yi ≥ 0
∀ x(i) ∈ L
x(i) ∈L
yi = 1
x(i) ∈L
x(i) ∈L
yix(i) ≥b yi ≥ 0
∀ x(i) ∈ L Finally, we note that x(i) yix is a point in CH(L), and there-
(i)
fore, t is the value of the following linear program:
minimize c · x
subject to Ax ≥ b
x ∈ CH(L)
as claimed in Theorem 9.2. Exercises
week 9 – lagrangian relaxation
discrete optimization 7
1. Prove that the problem of finding a minimum weight spanning tree subject to a benefit constraint is weakly NP-hard.
2. The partial vertex cover problem is similar to regular vertex cover except that we do not want to cover all edges, bur rather just a p fraction of them, for some input parameter p ∈ (0, 1).
3. Model the partial vertex cover with an integer program. Use Lagrangian relaxation to remove the constraint that at least p|E| edges are covered. What kind of optimization problem are you left with?
4. The k-median program is similar to the facility location except that there no costs for opening facilities. Instead we are only al- lowed to open k facilities. The objective is to minimize the connec- tion cost of the remaining points.
Model the k-median problem with an integer program. Use La- grangian relaxation to remove the constraint that at most k facility are chosen. What kind of optimization problem are you left with?
5. Lagrangian relaxation can also be used on linear programs.
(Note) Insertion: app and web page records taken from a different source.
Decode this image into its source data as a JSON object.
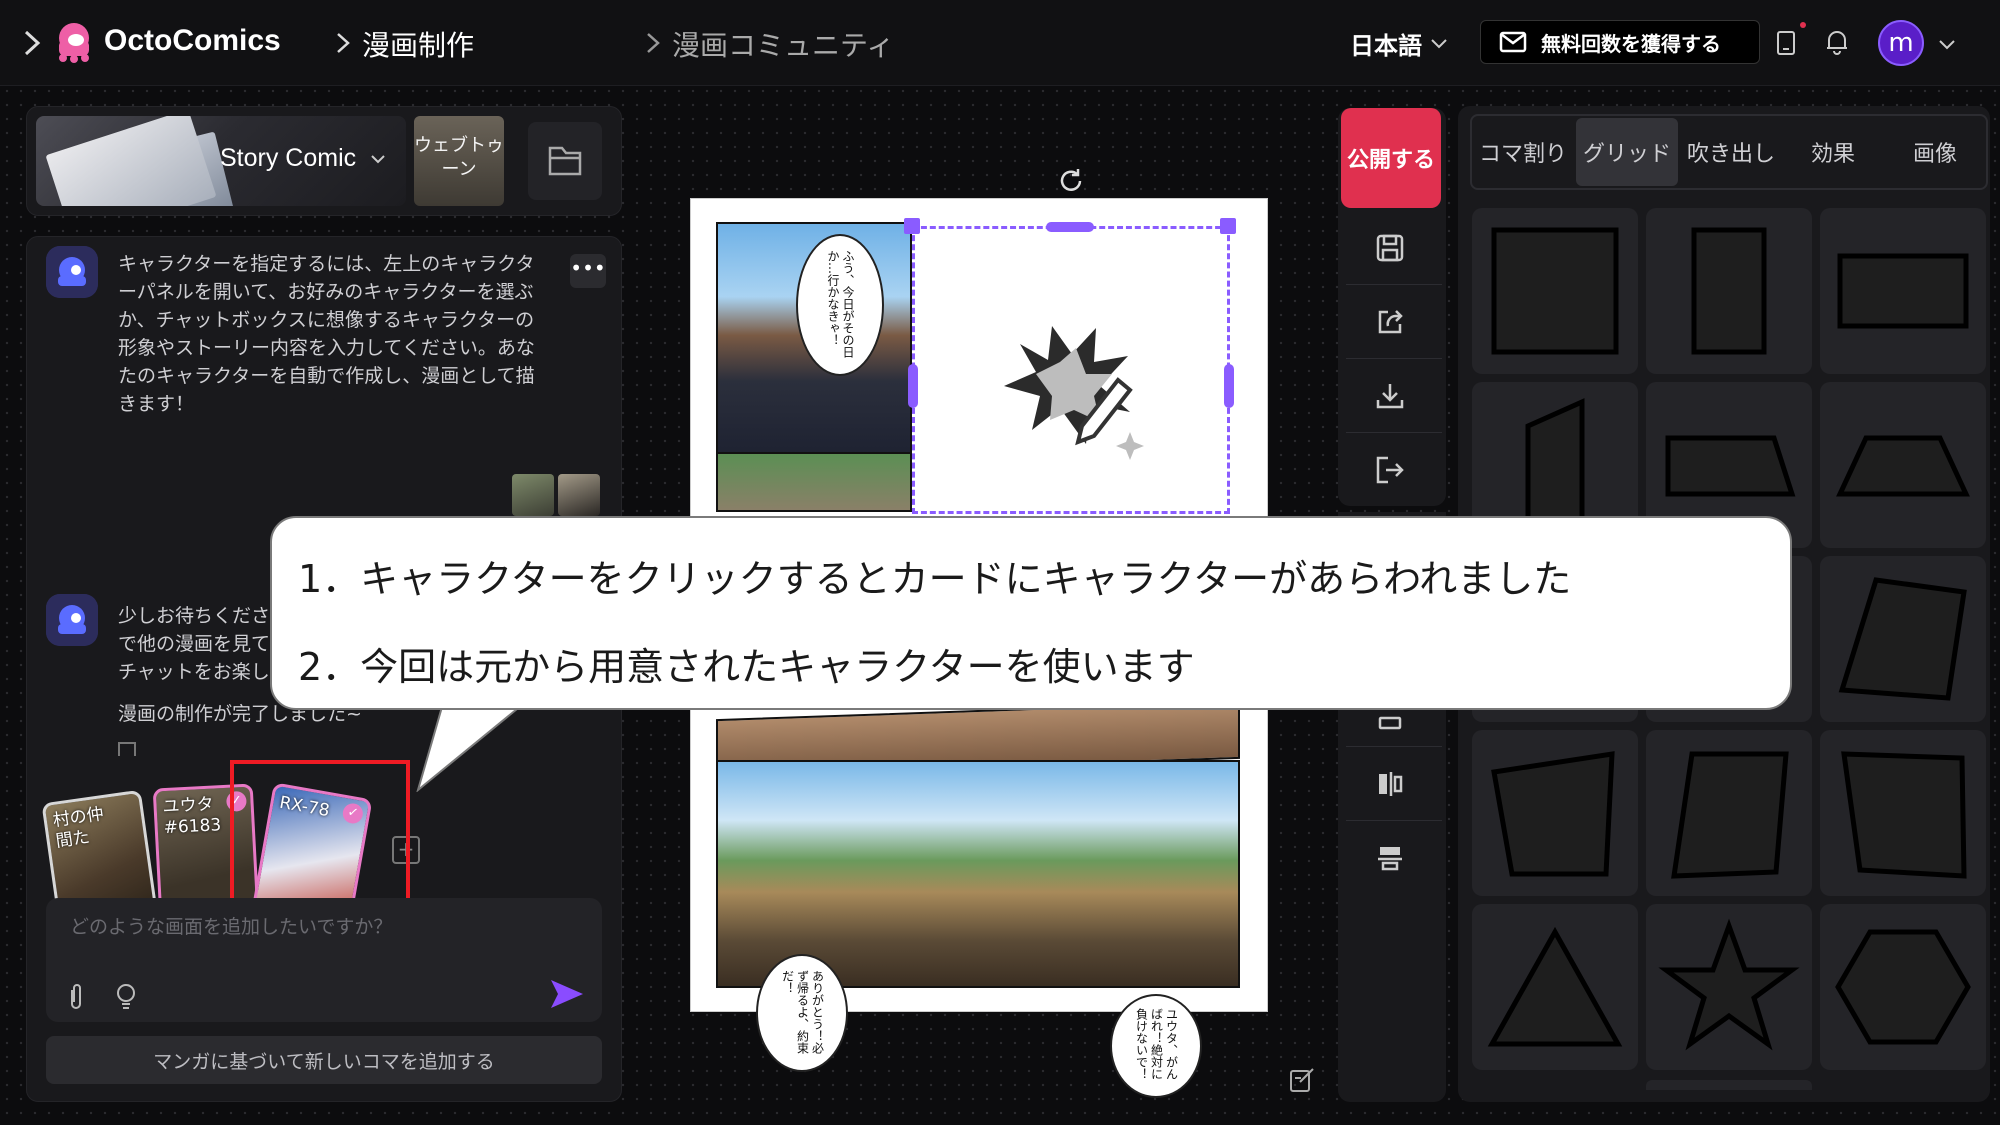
{
  "header": {
    "logo": "OctoComics",
    "nav_create": "漫画制作",
    "nav_community": "漫画コミュニティ",
    "language": "日本語",
    "reward_button": "無料回数を獲得する",
    "avatar_letter": "m"
  },
  "left": {
    "story_type": "Story Comic",
    "webtoon_label": "ウェブトゥーン",
    "messages": [
      {
        "text": "キャラクターを指定するには、左上のキャラクターパネルを開いて、お好みのキャラクターを選ぶか、チャットボックスに想像するキャラクターの形象やストーリー内容を入力してください。あなたのキャラクターを自動で作成し、漫画として描きます！"
      },
      {
        "text_visible_1": "少しお待ちくださ",
        "text_visible_2": "で他の漫画を見て",
        "text_visible_3": "チャットをお楽し",
        "done": "漫画の制作が完了しました~"
      }
    ],
    "cards": [
      {
        "label": "村の仲間た"
      },
      {
        "label": "ユウタ#6183"
      },
      {
        "label": "RX-78"
      }
    ],
    "input_placeholder": "どのような画面を追加したいですか？",
    "add_panel_button": "マンガに基づいて新しいコマを追加する"
  },
  "toolbar": {
    "publish": "公開する"
  },
  "shapes": {
    "tabs": [
      "コマ割り",
      "グリッド",
      "吹き出し",
      "効果",
      "画像"
    ],
    "active_tab": "グリッド"
  },
  "canvas": {
    "bubble1": "ふう、今日がその日か…行かなきゃ！",
    "bubble2": "ありがとう！必ず帰るよ、約束だ！",
    "bubble3": "ユウタ、がんばれ！絶対に負けないで！"
  },
  "callout": {
    "line1": "1．キャラクターをクリックするとカードにキャラクターがあらわれました",
    "line2": "2．今回は元から用意されたキャラクターを使います"
  },
  "colors": {
    "accent": "#e0304f",
    "avatar": "#5a1ec8",
    "highlight": "#ee1b24"
  }
}
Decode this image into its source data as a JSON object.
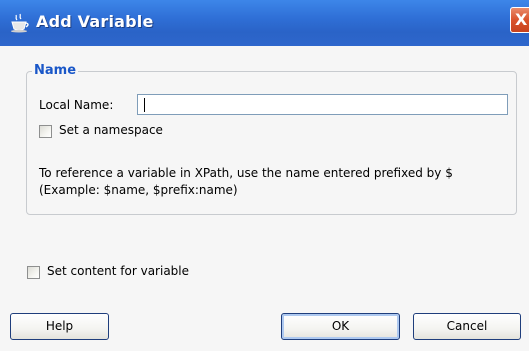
{
  "window": {
    "title": "Add Variable",
    "close_glyph": "X",
    "title_icon": "jdeveloper-cup-icon"
  },
  "name_group": {
    "legend": "Name",
    "local_name_label": "Local Name:",
    "local_name_value": "",
    "namespace_checkbox_label": "Set a namespace",
    "namespace_checked": false,
    "hint_line1": "To reference a variable in XPath, use the name entered prefixed by $",
    "hint_line2": "(Example: $name, $prefix:name)"
  },
  "content_checkbox": {
    "label": "Set content for variable",
    "checked": false
  },
  "buttons": {
    "help": "Help",
    "ok": "OK",
    "cancel": "Cancel"
  },
  "colors": {
    "title_bar": "#2f6fd6",
    "legend": "#1a57c8",
    "close_button": "#d9532c"
  }
}
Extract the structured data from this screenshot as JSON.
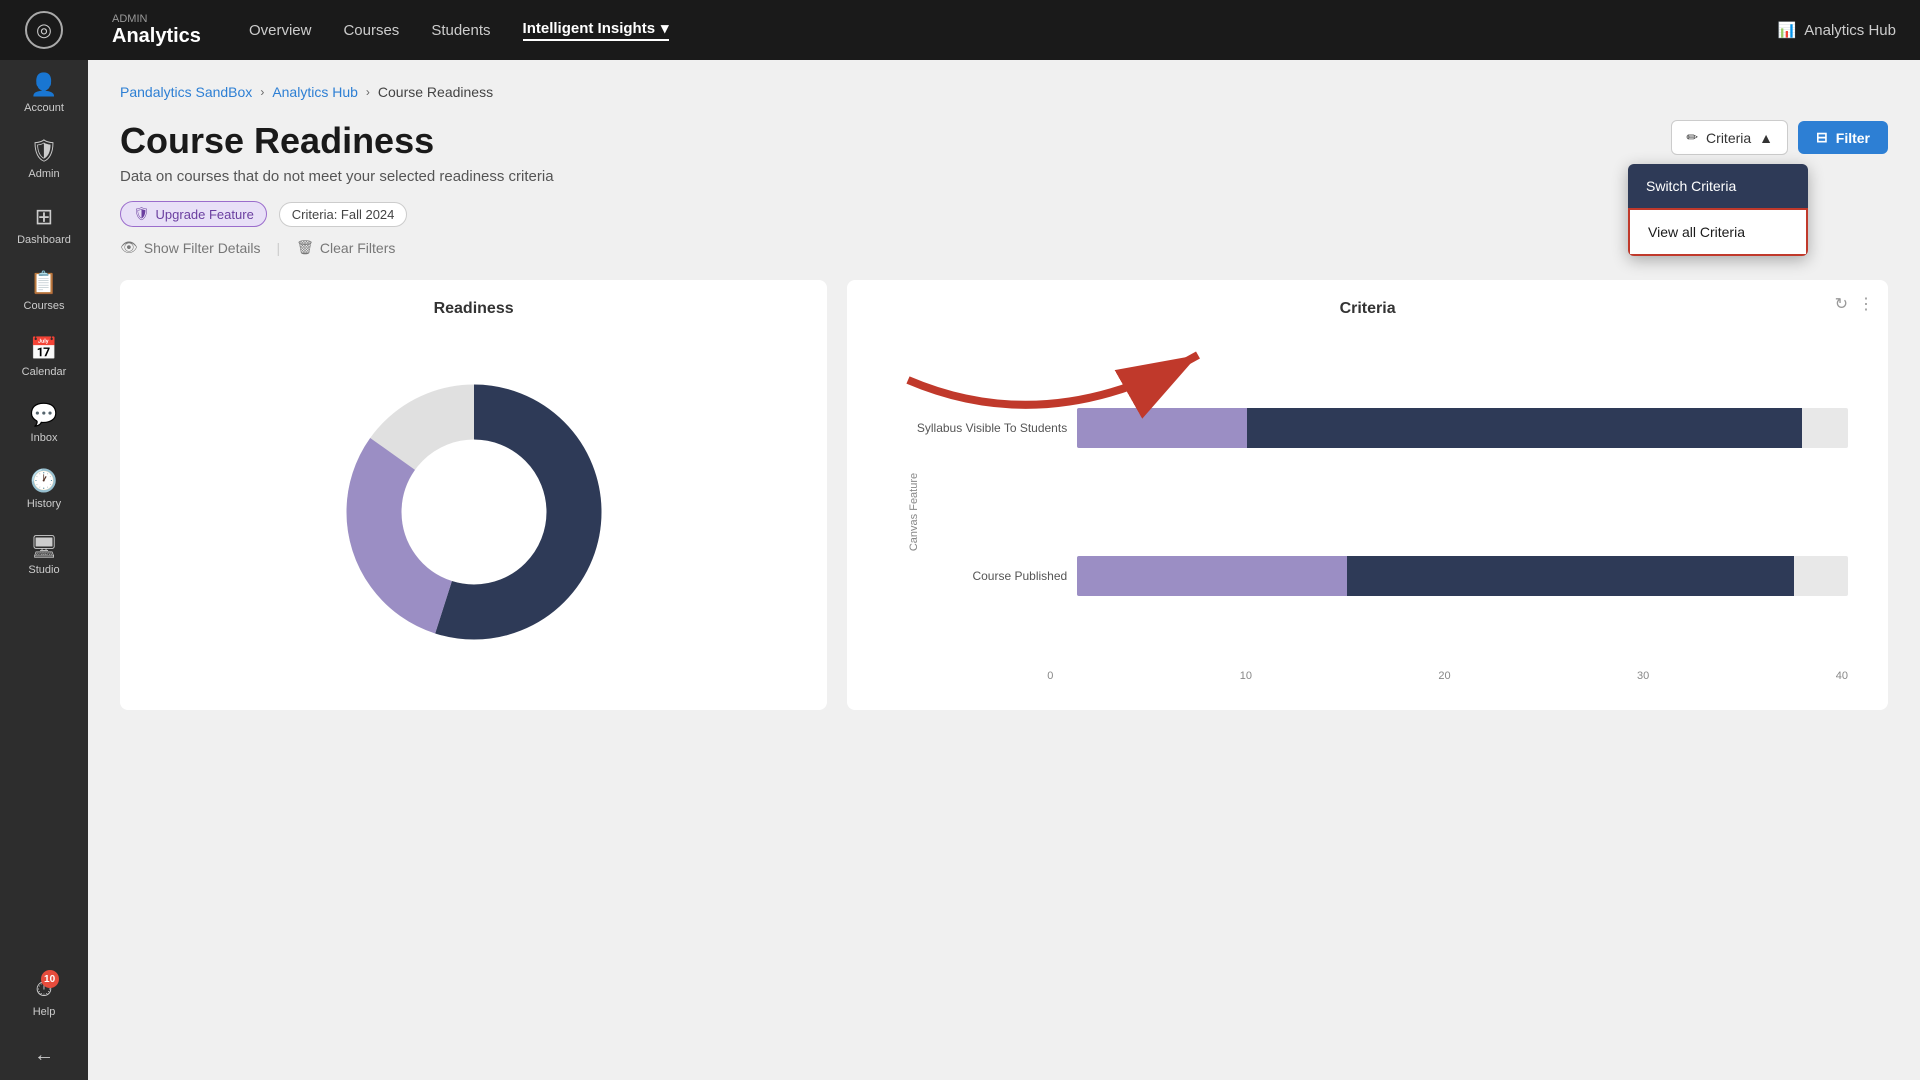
{
  "sidebar": {
    "logo_label": "◎",
    "items": [
      {
        "id": "account",
        "label": "Account",
        "icon": "👤"
      },
      {
        "id": "admin",
        "label": "Admin",
        "icon": "🛡"
      },
      {
        "id": "dashboard",
        "label": "Dashboard",
        "icon": "🏠"
      },
      {
        "id": "courses",
        "label": "Courses",
        "icon": "📋"
      },
      {
        "id": "calendar",
        "label": "Calendar",
        "icon": "📅"
      },
      {
        "id": "inbox",
        "label": "Inbox",
        "icon": "💬"
      },
      {
        "id": "history",
        "label": "History",
        "icon": "🕐"
      },
      {
        "id": "studio",
        "label": "Studio",
        "icon": "🖥"
      },
      {
        "id": "help",
        "label": "Help",
        "icon": "⏱",
        "badge": "10"
      }
    ],
    "collapse_icon": "←"
  },
  "topnav": {
    "brand_admin": "ADMIN",
    "brand_name": "Analytics",
    "links": [
      {
        "id": "overview",
        "label": "Overview",
        "active": false
      },
      {
        "id": "courses",
        "label": "Courses",
        "active": false
      },
      {
        "id": "students",
        "label": "Students",
        "active": false
      },
      {
        "id": "insights",
        "label": "Intelligent Insights",
        "active": true
      }
    ],
    "analytics_hub_label": "Analytics Hub",
    "analytics_hub_icon": "📊"
  },
  "breadcrumb": {
    "pandalytics": "Pandalytics SandBox",
    "analytics_hub": "Analytics Hub",
    "current": "Course Readiness"
  },
  "page": {
    "title": "Course Readiness",
    "subtitle": "Data on courses that do not meet your selected readiness criteria",
    "criteria_label": "Criteria",
    "filter_label": "Filter",
    "criteria_chevron": "▲",
    "upgrade_label": "Upgrade Feature",
    "criteria_tag": "Criteria: Fall 2024",
    "show_filter_label": "Show Filter Details",
    "clear_filter_label": "Clear Filters"
  },
  "dropdown": {
    "switch_criteria": "Switch Criteria",
    "view_all_criteria": "View all Criteria"
  },
  "charts": {
    "readiness": {
      "title": "Readiness",
      "donut": {
        "dark_percent": 55,
        "light_percent": 30,
        "gray_percent": 15
      }
    },
    "criteria": {
      "title": "Criteria",
      "y_axis_label": "Canvas Feature",
      "bars": [
        {
          "label": "Syllabus Visible To Students",
          "light_width_pct": 22,
          "dark_start_pct": 22,
          "dark_width_pct": 75
        },
        {
          "label": "Course Published",
          "light_width_pct": 35,
          "dark_start_pct": 35,
          "dark_width_pct": 60
        }
      ],
      "x_axis": [
        "0",
        "10",
        "20",
        "30",
        "40"
      ]
    }
  }
}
Sup- pose that given a linear program
min c · x : Ax ≥ b, x ≥ 0,
we use Lagrangian relaxation to relax all the constraints. What kind of optimization problem are we left with?